[Web page and app entries]
---*---

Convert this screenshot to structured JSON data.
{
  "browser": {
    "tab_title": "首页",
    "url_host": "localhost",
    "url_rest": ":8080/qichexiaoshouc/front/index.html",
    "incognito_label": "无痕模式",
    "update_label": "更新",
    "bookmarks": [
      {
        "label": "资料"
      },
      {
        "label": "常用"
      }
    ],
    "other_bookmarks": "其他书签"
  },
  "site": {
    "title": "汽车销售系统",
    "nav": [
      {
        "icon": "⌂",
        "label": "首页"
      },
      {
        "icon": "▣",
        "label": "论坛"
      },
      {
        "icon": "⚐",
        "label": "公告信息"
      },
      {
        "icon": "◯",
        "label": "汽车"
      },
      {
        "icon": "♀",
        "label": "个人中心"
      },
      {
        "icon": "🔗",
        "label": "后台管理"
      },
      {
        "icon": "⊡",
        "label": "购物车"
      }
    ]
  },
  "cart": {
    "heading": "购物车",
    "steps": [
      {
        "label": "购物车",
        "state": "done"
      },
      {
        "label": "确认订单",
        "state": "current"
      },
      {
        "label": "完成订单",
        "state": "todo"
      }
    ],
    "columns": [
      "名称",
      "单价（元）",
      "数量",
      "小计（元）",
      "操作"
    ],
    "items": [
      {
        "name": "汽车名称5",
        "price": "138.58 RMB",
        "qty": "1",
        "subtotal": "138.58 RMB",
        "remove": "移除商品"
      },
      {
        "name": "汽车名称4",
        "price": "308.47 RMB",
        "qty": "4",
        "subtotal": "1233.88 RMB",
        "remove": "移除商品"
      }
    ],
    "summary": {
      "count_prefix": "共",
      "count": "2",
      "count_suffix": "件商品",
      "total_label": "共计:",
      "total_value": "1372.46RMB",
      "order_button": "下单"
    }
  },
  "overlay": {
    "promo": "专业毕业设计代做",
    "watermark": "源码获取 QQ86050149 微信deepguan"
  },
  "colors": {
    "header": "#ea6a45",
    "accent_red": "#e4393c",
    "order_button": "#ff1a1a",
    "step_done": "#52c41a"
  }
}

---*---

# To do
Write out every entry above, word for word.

# Answer box
Convert this screenshot to structured JSON data.
{
  "browser": {
    "tab_title": "首页",
    "url_host": "localhost",
    "url_rest": ":8080/qichexiaoshouc/front/index.html",
    "incognito_label": "无痕模式",
    "update_label": "更新",
    "bookmarks": [
      {
        "label": "资料"
      },
      {
        "label": "常用"
      }
    ],
    "other_bookmarks": "其他书签"
  },
  "site": {
    "title": "汽车销售系统",
    "nav": [
      {
        "icon": "⌂",
        "label": "首页"
      },
      {
        "icon": "▣",
        "label": "论坛"
      },
      {
        "icon": "⚐",
        "label": "公告信息"
      },
      {
        "icon": "◯",
        "label": "汽车"
      },
      {
        "icon": "♀",
        "label": "个人中心"
      },
      {
        "icon": "🔗",
        "label": "后台管理"
      },
      {
        "icon": "⊡",
        "label": "购物车"
      }
    ]
  },
  "cart": {
    "heading": "购物车",
    "steps": [
      {
        "label": "购物车",
        "state": "done"
      },
      {
        "label": "确认订单",
        "state": "current"
      },
      {
        "label": "完成订单",
        "state": "todo"
      }
    ],
    "columns": [
      "名称",
      "单价（元）",
      "数量",
      "小计（元）",
      "操作"
    ],
    "items": [
      {
        "name": "汽车名称5",
        "price": "138.58 RMB",
        "qty": "1",
        "subtotal": "138.58 RMB",
        "remove": "移除商品"
      },
      {
        "name": "汽车名称4",
        "price": "308.47 RMB",
        "qty": "4",
        "subtotal": "1233.88 RMB",
        "remove": "移除商品"
      }
    ],
    "summary": {
      "count_prefix": "共",
      "count": "2",
      "count_suffix": "件商品",
      "total_label": "共计:",
      "total_value": "1372.46RMB",
      "order_button": "下单"
    }
  },
  "overlay": {
    "promo": "专业毕业设计代做",
    "watermark": "源码获取 QQ86050149 微信deepguan"
  },
  "colors": {
    "header": "#ea6a45",
    "accent_red": "#e4393c",
    "order_button": "#ff1a1a",
    "step_done": "#52c41a"
  }
}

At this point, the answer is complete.